=== Task objective ===
Your output should consist of every record, copied exactly.

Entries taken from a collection

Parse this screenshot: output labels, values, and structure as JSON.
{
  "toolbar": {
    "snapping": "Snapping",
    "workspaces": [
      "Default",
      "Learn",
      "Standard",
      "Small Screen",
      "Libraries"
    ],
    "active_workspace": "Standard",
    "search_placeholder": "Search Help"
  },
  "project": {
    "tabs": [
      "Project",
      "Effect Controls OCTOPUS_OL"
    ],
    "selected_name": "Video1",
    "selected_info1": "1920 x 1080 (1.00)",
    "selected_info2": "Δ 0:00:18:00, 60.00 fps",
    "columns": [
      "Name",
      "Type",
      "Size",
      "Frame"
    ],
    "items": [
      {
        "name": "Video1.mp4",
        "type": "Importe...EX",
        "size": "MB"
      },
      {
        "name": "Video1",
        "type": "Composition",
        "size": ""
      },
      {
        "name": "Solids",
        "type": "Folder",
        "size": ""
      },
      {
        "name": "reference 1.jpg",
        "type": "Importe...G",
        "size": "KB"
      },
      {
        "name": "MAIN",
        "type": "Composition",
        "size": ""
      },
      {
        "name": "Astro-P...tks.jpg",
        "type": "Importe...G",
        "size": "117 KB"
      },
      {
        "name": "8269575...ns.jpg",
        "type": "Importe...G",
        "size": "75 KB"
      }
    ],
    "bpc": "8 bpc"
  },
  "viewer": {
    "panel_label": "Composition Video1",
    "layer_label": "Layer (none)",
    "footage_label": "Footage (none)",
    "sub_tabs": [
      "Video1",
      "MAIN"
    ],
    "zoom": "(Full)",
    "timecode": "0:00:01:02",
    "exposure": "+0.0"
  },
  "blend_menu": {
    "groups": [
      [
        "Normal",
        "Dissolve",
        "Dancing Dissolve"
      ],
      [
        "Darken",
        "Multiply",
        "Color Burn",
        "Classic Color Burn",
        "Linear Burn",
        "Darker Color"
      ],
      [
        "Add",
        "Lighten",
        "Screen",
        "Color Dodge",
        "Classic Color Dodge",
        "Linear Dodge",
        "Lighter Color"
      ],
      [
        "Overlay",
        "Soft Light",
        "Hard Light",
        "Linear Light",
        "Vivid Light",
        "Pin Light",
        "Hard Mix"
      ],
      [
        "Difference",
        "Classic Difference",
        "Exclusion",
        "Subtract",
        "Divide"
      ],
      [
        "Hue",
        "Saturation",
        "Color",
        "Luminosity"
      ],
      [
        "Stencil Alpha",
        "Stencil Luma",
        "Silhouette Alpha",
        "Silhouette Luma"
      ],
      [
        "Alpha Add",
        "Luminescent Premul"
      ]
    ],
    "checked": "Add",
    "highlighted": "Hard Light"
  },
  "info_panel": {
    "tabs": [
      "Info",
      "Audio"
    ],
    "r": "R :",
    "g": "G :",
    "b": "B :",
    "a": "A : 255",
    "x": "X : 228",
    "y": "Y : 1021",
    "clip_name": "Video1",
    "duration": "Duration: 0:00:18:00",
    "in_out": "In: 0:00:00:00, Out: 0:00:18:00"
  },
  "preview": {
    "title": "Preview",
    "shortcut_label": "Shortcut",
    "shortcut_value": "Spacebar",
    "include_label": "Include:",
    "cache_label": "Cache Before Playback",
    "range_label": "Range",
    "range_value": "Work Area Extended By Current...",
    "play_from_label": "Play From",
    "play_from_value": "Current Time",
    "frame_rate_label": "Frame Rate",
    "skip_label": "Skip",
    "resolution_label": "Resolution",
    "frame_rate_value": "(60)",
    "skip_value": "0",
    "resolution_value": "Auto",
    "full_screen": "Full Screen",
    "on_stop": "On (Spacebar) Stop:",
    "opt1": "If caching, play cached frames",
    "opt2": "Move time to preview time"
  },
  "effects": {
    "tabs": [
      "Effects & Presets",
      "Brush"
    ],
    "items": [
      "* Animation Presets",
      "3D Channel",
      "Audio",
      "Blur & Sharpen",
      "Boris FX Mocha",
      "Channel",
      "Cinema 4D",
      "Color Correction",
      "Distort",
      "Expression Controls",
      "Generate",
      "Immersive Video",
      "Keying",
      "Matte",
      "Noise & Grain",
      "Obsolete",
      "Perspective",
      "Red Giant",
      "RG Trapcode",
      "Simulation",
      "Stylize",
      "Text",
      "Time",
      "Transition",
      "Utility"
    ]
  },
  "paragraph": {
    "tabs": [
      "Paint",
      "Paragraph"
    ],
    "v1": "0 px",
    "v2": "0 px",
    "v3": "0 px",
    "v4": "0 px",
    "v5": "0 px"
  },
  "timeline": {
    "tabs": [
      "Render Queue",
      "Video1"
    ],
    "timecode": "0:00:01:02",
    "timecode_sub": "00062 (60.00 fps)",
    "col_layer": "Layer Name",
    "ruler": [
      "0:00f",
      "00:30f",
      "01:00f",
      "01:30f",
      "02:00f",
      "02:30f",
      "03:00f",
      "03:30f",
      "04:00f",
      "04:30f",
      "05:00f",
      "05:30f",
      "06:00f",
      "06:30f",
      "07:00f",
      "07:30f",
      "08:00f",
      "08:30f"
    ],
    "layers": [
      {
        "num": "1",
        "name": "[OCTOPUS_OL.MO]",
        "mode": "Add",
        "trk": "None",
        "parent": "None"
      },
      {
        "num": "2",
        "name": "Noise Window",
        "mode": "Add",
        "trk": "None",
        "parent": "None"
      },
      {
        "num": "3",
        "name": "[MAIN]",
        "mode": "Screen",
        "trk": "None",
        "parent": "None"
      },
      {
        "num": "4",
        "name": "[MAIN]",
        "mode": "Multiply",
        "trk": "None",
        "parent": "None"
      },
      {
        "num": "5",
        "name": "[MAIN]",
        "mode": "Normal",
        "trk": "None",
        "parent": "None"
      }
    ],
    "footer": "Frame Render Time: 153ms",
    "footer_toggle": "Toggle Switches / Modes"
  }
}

=== Answer to the exercise ===
Parse this screenshot: output labels, values, and structure as JSON.
{
  "toolbar": {
    "snapping": "Snapping",
    "workspaces": [
      "Default",
      "Learn",
      "Standard",
      "Small Screen",
      "Libraries"
    ],
    "active_workspace": "Standard",
    "search_placeholder": "Search Help"
  },
  "project": {
    "tabs": [
      "Project",
      "Effect Controls OCTOPUS_OL"
    ],
    "selected_name": "Video1",
    "selected_info1": "1920 x 1080 (1.00)",
    "selected_info2": "Δ 0:00:18:00, 60.00 fps",
    "columns": [
      "Name",
      "Type",
      "Size",
      "Frame"
    ],
    "items": [
      {
        "name": "Video1.mp4",
        "type": "Importe...EX",
        "size": "MB"
      },
      {
        "name": "Video1",
        "type": "Composition",
        "size": ""
      },
      {
        "name": "Solids",
        "type": "Folder",
        "size": ""
      },
      {
        "name": "reference 1.jpg",
        "type": "Importe...G",
        "size": "KB"
      },
      {
        "name": "MAIN",
        "type": "Composition",
        "size": ""
      },
      {
        "name": "Astro-P...tks.jpg",
        "type": "Importe...G",
        "size": "117 KB"
      },
      {
        "name": "8269575...ns.jpg",
        "type": "Importe...G",
        "size": "75 KB"
      }
    ],
    "bpc": "8 bpc"
  },
  "viewer": {
    "panel_label": "Composition Video1",
    "layer_label": "Layer (none)",
    "footage_label": "Footage (none)",
    "sub_tabs": [
      "Video1",
      "MAIN"
    ],
    "zoom": "(Full)",
    "timecode": "0:00:01:02",
    "exposure": "+0.0"
  },
  "blend_menu": {
    "groups": [
      [
        "Normal",
        "Dissolve",
        "Dancing Dissolve"
      ],
      [
        "Darken",
        "Multiply",
        "Color Burn",
        "Classic Color Burn",
        "Linear Burn",
        "Darker Color"
      ],
      [
        "Add",
        "Lighten",
        "Screen",
        "Color Dodge",
        "Classic Color Dodge",
        "Linear Dodge",
        "Lighter Color"
      ],
      [
        "Overlay",
        "Soft Light",
        "Hard Light",
        "Linear Light",
        "Vivid Light",
        "Pin Light",
        "Hard Mix"
      ],
      [
        "Difference",
        "Classic Difference",
        "Exclusion",
        "Subtract",
        "Divide"
      ],
      [
        "Hue",
        "Saturation",
        "Color",
        "Luminosity"
      ],
      [
        "Stencil Alpha",
        "Stencil Luma",
        "Silhouette Alpha",
        "Silhouette Luma"
      ],
      [
        "Alpha Add",
        "Luminescent Premul"
      ]
    ],
    "checked": "Add",
    "highlighted": "Hard Light"
  },
  "info_panel": {
    "tabs": [
      "Info",
      "Audio"
    ],
    "r": "R :",
    "g": "G :",
    "b": "B :",
    "a": "A : 255",
    "x": "X : 228",
    "y": "Y : 1021",
    "clip_name": "Video1",
    "duration": "Duration: 0:00:18:00",
    "in_out": "In: 0:00:00:00, Out: 0:00:18:00"
  },
  "preview": {
    "title": "Preview",
    "shortcut_label": "Shortcut",
    "shortcut_value": "Spacebar",
    "include_label": "Include:",
    "cache_label": "Cache Before Playback",
    "range_label": "Range",
    "range_value": "Work Area Extended By Current...",
    "play_from_label": "Play From",
    "play_from_value": "Current Time",
    "frame_rate_label": "Frame Rate",
    "skip_label": "Skip",
    "resolution_label": "Resolution",
    "frame_rate_value": "(60)",
    "skip_value": "0",
    "resolution_value": "Auto",
    "full_screen": "Full Screen",
    "on_stop": "On (Spacebar) Stop:",
    "opt1": "If caching, play cached frames",
    "opt2": "Move time to preview time"
  },
  "effects": {
    "tabs": [
      "Effects & Presets",
      "Brush"
    ],
    "items": [
      "* Animation Presets",
      "3D Channel",
      "Audio",
      "Blur & Sharpen",
      "Boris FX Mocha",
      "Channel",
      "Cinema 4D",
      "Color Correction",
      "Distort",
      "Expression Controls",
      "Generate",
      "Immersive Video",
      "Keying",
      "Matte",
      "Noise & Grain",
      "Obsolete",
      "Perspective",
      "Red Giant",
      "RG Trapcode",
      "Simulation",
      "Stylize",
      "Text",
      "Time",
      "Transition",
      "Utility"
    ]
  },
  "paragraph": {
    "tabs": [
      "Paint",
      "Paragraph"
    ],
    "v1": "0 px",
    "v2": "0 px",
    "v3": "0 px",
    "v4": "0 px",
    "v5": "0 px"
  },
  "timeline": {
    "tabs": [
      "Render Queue",
      "Video1"
    ],
    "timecode": "0:00:01:02",
    "timecode_sub": "00062 (60.00 fps)",
    "col_layer": "Layer Name",
    "ruler": [
      "0:00f",
      "00:30f",
      "01:00f",
      "01:30f",
      "02:00f",
      "02:30f",
      "03:00f",
      "03:30f",
      "04:00f",
      "04:30f",
      "05:00f",
      "05:30f",
      "06:00f",
      "06:30f",
      "07:00f",
      "07:30f",
      "08:00f",
      "08:30f"
    ],
    "layers": [
      {
        "num": "1",
        "name": "[OCTOPUS_OL.MO]",
        "mode": "Add",
        "trk": "None",
        "parent": "None"
      },
      {
        "num": "2",
        "name": "Noise Window",
        "mode": "Add",
        "trk": "None",
        "parent": "None"
      },
      {
        "num": "3",
        "name": "[MAIN]",
        "mode": "Screen",
        "trk": "None",
        "parent": "None"
      },
      {
        "num": "4",
        "name": "[MAIN]",
        "mode": "Multiply",
        "trk": "None",
        "parent": "None"
      },
      {
        "num": "5",
        "name": "[MAIN]",
        "mode": "Normal",
        "trk": "None",
        "parent": "None"
      }
    ],
    "footer": "Frame Render Time: 153ms",
    "footer_toggle": "Toggle Switches / Modes"
  }
}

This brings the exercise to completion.